Can you share any other examples of instances where intelligent automation not only improved efficiency, but also led to innovative breakthroughs in a company?
Vivek Garg (33:15):
In pharma, all the large companies today are using AI to analyze billions of compounds to speed up the process for chemists to do drug discovery. Healthcare services, there's one that comes to mind, Pager, which looks at the gap of healthcare treatments for individual patients beyond looking at clinical data, looking at claims data and connecting the dots for them for minor ailments for which you may not go to a physician.
That's just one example of healthcare, but there's innovation all around us. Everybody knows ChatGPT, et cetera.
Rachel Halversen (33:59):
What are some other trends that you foresee in the future of intelligent automation and AI? And how can businesses prepare for them?
Vivek Garg (34:06):
So, one major trend we already talked about is the long tail. Now, the word "custom" is not going to sound so scary. Because a lot of intelligence that we associate with custom projects, custom problems, corner cases is—when there is enough context that has been provided to the AI models—the hope going forward is that they will be solved by AI targeting custom problems across the board.
With large language models, what you'll see more and more is applications on top of it. So, applications that become a lot more--again, going back to the custom and the targeted part for an individual--having a personalized tutor for very many different aspects. If you inform them with your data, then you can expect to get a high level of advice. But that's just at an individual level. You can think about that within an enterprise in small projects, large projects, et cetera.
We all know large language models, generative AI is basically next word prediction with a lot of context--with a whole lot of context behind there. Imagine where that would go next: Instead of just next word in terms of text, companies are already working on the video version of that. But also, strategy generation. So, next steps as opposed to next word. And you can see how now we're not thinking about execution, we are thinking more about strategy and next steps and innovation on top of that.
I think the promise of intelligent automation for global economy is so huge because all the problems that we don't solve today—by freeing up capacity, now we can hope to solve. And I'm talking about things like, large things like poverty, like education.
Corporate training, that is a huge area of innovation. And not just corporate training, education in general, to educate employees within the company as well as myself, knowing if a model knows what I know, what my background is, and not just my resume, but a lot of other things, my life really to be able to provide what are the next steps, speaking of next steps, this is a next step. As a human being, what do I need to learn next to get to where I want to go?
And you can imagine what the role of education at the very, very basic level for people will be in terms of eradicating poverty and tapping into opportunities, climate change.
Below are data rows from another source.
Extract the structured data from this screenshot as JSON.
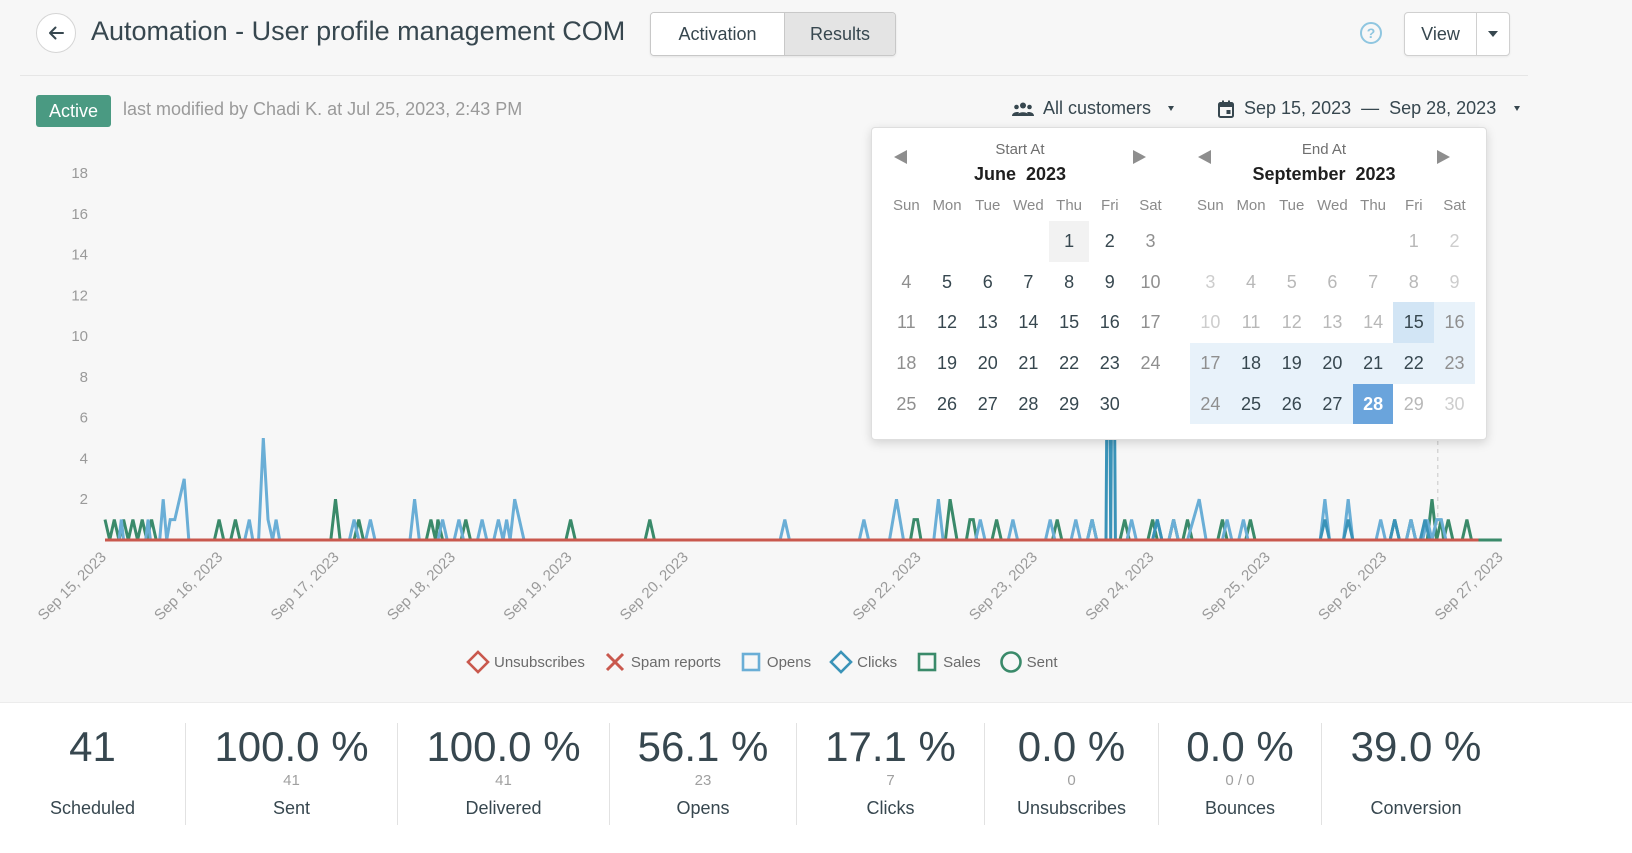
{
  "header": {
    "title": "Automation - User profile management COM",
    "tabs": [
      {
        "label": "Activation",
        "active": false
      },
      {
        "label": "Results",
        "active": true
      }
    ],
    "help_icon": "question-circle-icon",
    "view_label": "View"
  },
  "status": {
    "badge": "Active",
    "badge_color": "#4a9a82",
    "modified_text": "last modified by Chadi K. at Jul 25, 2023, 2:43 PM"
  },
  "filters": {
    "customers_label": "All customers",
    "date_start": "Sep 15, 2023",
    "date_sep": "—",
    "date_end": "Sep 28, 2023"
  },
  "calendar": {
    "weekdays": [
      "Sun",
      "Mon",
      "Tue",
      "Wed",
      "Thu",
      "Fri",
      "Sat"
    ],
    "start": {
      "caption": "Start At",
      "month": "June",
      "year": "2023",
      "first_weekday": 4,
      "days": 30,
      "today": 1
    },
    "end": {
      "caption": "End At",
      "month": "September",
      "year": "2023",
      "first_weekday": 5,
      "days": 30,
      "range_start": 15,
      "range_end": 28,
      "disabled_before": 15,
      "disabled_after": 28
    }
  },
  "chart_data": {
    "type": "line",
    "title": "",
    "xlabel": "",
    "ylabel": "",
    "ylim": [
      0,
      18
    ],
    "y_ticks": [
      2,
      4,
      6,
      8,
      10,
      12,
      14,
      16,
      18
    ],
    "x_ticks": [
      "Sep 15, 2023",
      "Sep 16, 2023",
      "Sep 17, 2023",
      "Sep 18, 2023",
      "Sep 19, 2023",
      "Sep 20, 2023",
      "Sep 22, 2023",
      "Sep 23, 2023",
      "Sep 24, 2023",
      "Sep 25, 2023",
      "Sep 26, 2023",
      "Sep 27, 2023"
    ],
    "grid": false,
    "legend_position": "bottom",
    "legend": [
      {
        "name": "Unsubscribes",
        "symbol": "diamond",
        "color": "#c9584d"
      },
      {
        "name": "Spam reports",
        "symbol": "x",
        "color": "#c9584d"
      },
      {
        "name": "Opens",
        "symbol": "square",
        "color": "#6aaed6"
      },
      {
        "name": "Clicks",
        "symbol": "diamond",
        "color": "#3a93b8"
      },
      {
        "name": "Sales",
        "symbol": "square",
        "color": "#3a8a6a"
      },
      {
        "name": "Sent",
        "symbol": "circle",
        "color": "#3a8a6a"
      }
    ],
    "series": [
      {
        "name": "Opens",
        "color": "#6aaed6",
        "points": [
          [
            0.12,
            0
          ],
          [
            0.14,
            1
          ],
          [
            0.16,
            0
          ],
          [
            0.35,
            0
          ],
          [
            0.37,
            1
          ],
          [
            0.39,
            0
          ],
          [
            0.47,
            0
          ],
          [
            0.5,
            2
          ],
          [
            0.53,
            0
          ],
          [
            0.56,
            1
          ],
          [
            0.6,
            1
          ],
          [
            0.68,
            3
          ],
          [
            0.72,
            0
          ],
          [
            1.2,
            0
          ],
          [
            1.24,
            1
          ],
          [
            1.27,
            0
          ],
          [
            1.32,
            0
          ],
          [
            1.36,
            5
          ],
          [
            1.4,
            1
          ],
          [
            1.44,
            0
          ],
          [
            1.47,
            1
          ],
          [
            1.5,
            0
          ],
          [
            2.1,
            0
          ],
          [
            2.14,
            1
          ],
          [
            2.18,
            0
          ],
          [
            2.24,
            0
          ],
          [
            2.28,
            1
          ],
          [
            2.32,
            0
          ],
          [
            2.62,
            0
          ],
          [
            2.66,
            2
          ],
          [
            2.7,
            0
          ],
          [
            2.86,
            0
          ],
          [
            2.9,
            1
          ],
          [
            2.94,
            0
          ],
          [
            3.0,
            0
          ],
          [
            3.04,
            1
          ],
          [
            3.08,
            0
          ],
          [
            3.2,
            0
          ],
          [
            3.24,
            1
          ],
          [
            3.28,
            0
          ],
          [
            3.34,
            0
          ],
          [
            3.38,
            1
          ],
          [
            3.42,
            0
          ],
          [
            3.45,
            1
          ],
          [
            3.48,
            0
          ],
          [
            3.52,
            2
          ],
          [
            3.6,
            0
          ],
          [
            5.8,
            0
          ],
          [
            5.84,
            1
          ],
          [
            5.88,
            0
          ],
          [
            6.48,
            0
          ],
          [
            6.52,
            1
          ],
          [
            6.56,
            0
          ],
          [
            6.74,
            0
          ],
          [
            6.8,
            2
          ],
          [
            6.86,
            0
          ],
          [
            7.12,
            0
          ],
          [
            7.16,
            2
          ],
          [
            7.2,
            0
          ],
          [
            7.48,
            0
          ],
          [
            7.52,
            1
          ],
          [
            7.56,
            0
          ],
          [
            7.76,
            0
          ],
          [
            7.8,
            1
          ],
          [
            7.84,
            0
          ],
          [
            8.08,
            0
          ],
          [
            8.12,
            1
          ],
          [
            8.16,
            0
          ],
          [
            8.3,
            0
          ],
          [
            8.34,
            1
          ],
          [
            8.38,
            0
          ],
          [
            8.44,
            0
          ],
          [
            8.48,
            1
          ],
          [
            8.52,
            0
          ],
          [
            8.78,
            0
          ],
          [
            8.82,
            1
          ],
          [
            8.86,
            0
          ],
          [
            9.0,
            0
          ],
          [
            9.04,
            1
          ],
          [
            9.08,
            0
          ],
          [
            9.14,
            0
          ],
          [
            9.18,
            1
          ],
          [
            9.22,
            0
          ],
          [
            9.3,
            0
          ],
          [
            9.4,
            2
          ],
          [
            9.46,
            0
          ],
          [
            9.6,
            0
          ],
          [
            9.64,
            1
          ],
          [
            9.68,
            0
          ],
          [
            9.74,
            0
          ],
          [
            9.78,
            1
          ],
          [
            9.82,
            0
          ],
          [
            10.44,
            0
          ],
          [
            10.48,
            2
          ],
          [
            10.52,
            0
          ],
          [
            10.64,
            0
          ],
          [
            10.68,
            2
          ],
          [
            10.72,
            0
          ],
          [
            10.92,
            0
          ],
          [
            10.96,
            1
          ],
          [
            11.0,
            0
          ],
          [
            11.18,
            0
          ],
          [
            11.22,
            1
          ],
          [
            11.26,
            0
          ],
          [
            11.32,
            0
          ],
          [
            11.36,
            1
          ],
          [
            11.4,
            0
          ],
          [
            11.44,
            1
          ],
          [
            11.48,
            1
          ],
          [
            11.52,
            0
          ]
        ]
      },
      {
        "name": "Clicks",
        "color": "#3a93b8",
        "points": [
          [
            8.6,
            0
          ],
          [
            8.62,
            18
          ],
          [
            8.64,
            0
          ],
          [
            8.66,
            18
          ],
          [
            8.68,
            0
          ],
          [
            9.0,
            0
          ],
          [
            9.04,
            1
          ],
          [
            9.08,
            0
          ],
          [
            10.44,
            0
          ],
          [
            10.48,
            1
          ],
          [
            10.52,
            0
          ],
          [
            10.64,
            0
          ],
          [
            10.68,
            1
          ],
          [
            10.72,
            0
          ],
          [
            11.04,
            0
          ],
          [
            11.08,
            1
          ],
          [
            11.12,
            0
          ],
          [
            11.3,
            0
          ],
          [
            11.34,
            1
          ],
          [
            11.38,
            0
          ]
        ]
      },
      {
        "name": "Sales",
        "color": "#3a8a6a",
        "points": [
          [
            0,
            1
          ],
          [
            0.04,
            0
          ],
          [
            0.08,
            1
          ],
          [
            0.12,
            0
          ],
          [
            0.16,
            1
          ],
          [
            0.2,
            0
          ],
          [
            0.24,
            1
          ],
          [
            0.28,
            0
          ],
          [
            0.32,
            1
          ],
          [
            0.36,
            0
          ],
          [
            0.4,
            1
          ],
          [
            0.44,
            0
          ],
          [
            0.94,
            0
          ],
          [
            0.98,
            1
          ],
          [
            1.02,
            0
          ],
          [
            1.08,
            0
          ],
          [
            1.12,
            1
          ],
          [
            1.16,
            0
          ],
          [
            1.94,
            0
          ],
          [
            1.98,
            2
          ],
          [
            2.02,
            0
          ],
          [
            2.14,
            0
          ],
          [
            2.18,
            1
          ],
          [
            2.22,
            0
          ],
          [
            2.76,
            0
          ],
          [
            2.8,
            1
          ],
          [
            2.84,
            0
          ],
          [
            2.86,
            1
          ],
          [
            2.9,
            0
          ],
          [
            3.06,
            0
          ],
          [
            3.1,
            1
          ],
          [
            3.14,
            0
          ],
          [
            3.96,
            0
          ],
          [
            4.0,
            1
          ],
          [
            4.04,
            0
          ],
          [
            4.64,
            0
          ],
          [
            4.68,
            1
          ],
          [
            4.72,
            0
          ],
          [
            6.92,
            0
          ],
          [
            6.95,
            1
          ],
          [
            6.98,
            1
          ],
          [
            7.01,
            0
          ],
          [
            7.22,
            0
          ],
          [
            7.26,
            2
          ],
          [
            7.32,
            0
          ],
          [
            7.4,
            0
          ],
          [
            7.43,
            1
          ],
          [
            7.46,
            1
          ],
          [
            7.49,
            0
          ],
          [
            7.62,
            0
          ],
          [
            7.66,
            1
          ],
          [
            7.7,
            0
          ],
          [
            8.14,
            0
          ],
          [
            8.18,
            1
          ],
          [
            8.22,
            0
          ],
          [
            8.44,
            0
          ],
          [
            8.48,
            1
          ],
          [
            8.52,
            0
          ],
          [
            8.72,
            0
          ],
          [
            8.76,
            1
          ],
          [
            8.8,
            0
          ],
          [
            8.96,
            0
          ],
          [
            9.0,
            1
          ],
          [
            9.04,
            0
          ],
          [
            9.14,
            0
          ],
          [
            9.18,
            1
          ],
          [
            9.22,
            0
          ],
          [
            9.26,
            0
          ],
          [
            9.3,
            1
          ],
          [
            9.34,
            0
          ],
          [
            9.56,
            0
          ],
          [
            9.6,
            1
          ],
          [
            9.64,
            0
          ],
          [
            9.8,
            0
          ],
          [
            9.84,
            1
          ],
          [
            9.88,
            0
          ],
          [
            11.04,
            0
          ],
          [
            11.08,
            1
          ],
          [
            11.12,
            0
          ],
          [
            11.18,
            0
          ],
          [
            11.22,
            1
          ],
          [
            11.26,
            0
          ],
          [
            11.36,
            0
          ],
          [
            11.4,
            2
          ],
          [
            11.44,
            0
          ],
          [
            11.48,
            1
          ],
          [
            11.5,
            0
          ],
          [
            11.54,
            1
          ],
          [
            11.58,
            0
          ],
          [
            11.66,
            0
          ],
          [
            11.7,
            1
          ],
          [
            11.74,
            0
          ],
          [
            11.8,
            0
          ],
          [
            12.0,
            0
          ]
        ]
      },
      {
        "name": "Unsubscribes",
        "color": "#c9584d",
        "points": [
          [
            0,
            0
          ],
          [
            11.8,
            0
          ]
        ]
      }
    ]
  },
  "stats": [
    {
      "value": "41",
      "sub": "",
      "label": "Scheduled"
    },
    {
      "value": "100.0 %",
      "sub": "41",
      "label": "Sent"
    },
    {
      "value": "100.0 %",
      "sub": "41",
      "label": "Delivered"
    },
    {
      "value": "56.1 %",
      "sub": "23",
      "label": "Opens"
    },
    {
      "value": "17.1 %",
      "sub": "7",
      "label": "Clicks"
    },
    {
      "value": "0.0 %",
      "sub": "0",
      "label": "Unsubscribes"
    },
    {
      "value": "0.0 %",
      "sub": "0 / 0",
      "label": "Bounces"
    },
    {
      "value": "39.0 %",
      "sub": "",
      "label": "Conversion"
    }
  ]
}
And these are all large problems that I think automation is going to really be able to target and address over time done well. Yeah.
Rachel Halversen (37:40):
That all sounds very exciting, and it'll be really interesting to see where we go from here. So, thank you for joining us, Vivek. It has been really insightful speaking with you today.
Vivek Garg (37:49):
Yeah. This is fun. Glad we could take time out from our daily lives and pull up a bit. Yeah. Excellent talking with you.
Rachel Halversen (37:59):
As a reminder, our guest today has been intelligent automation and AI expert, Vivek Garg. And I'm Rachel Halversen for Business Talent Group. To start a project with Vivek or thousands of our other highly skilled independent consultants, visit businesstalentgroup.com or subscribe for more of our conversations with on-demand experts and future work thought leaders wherever you find your podcasts. Thanks for listening.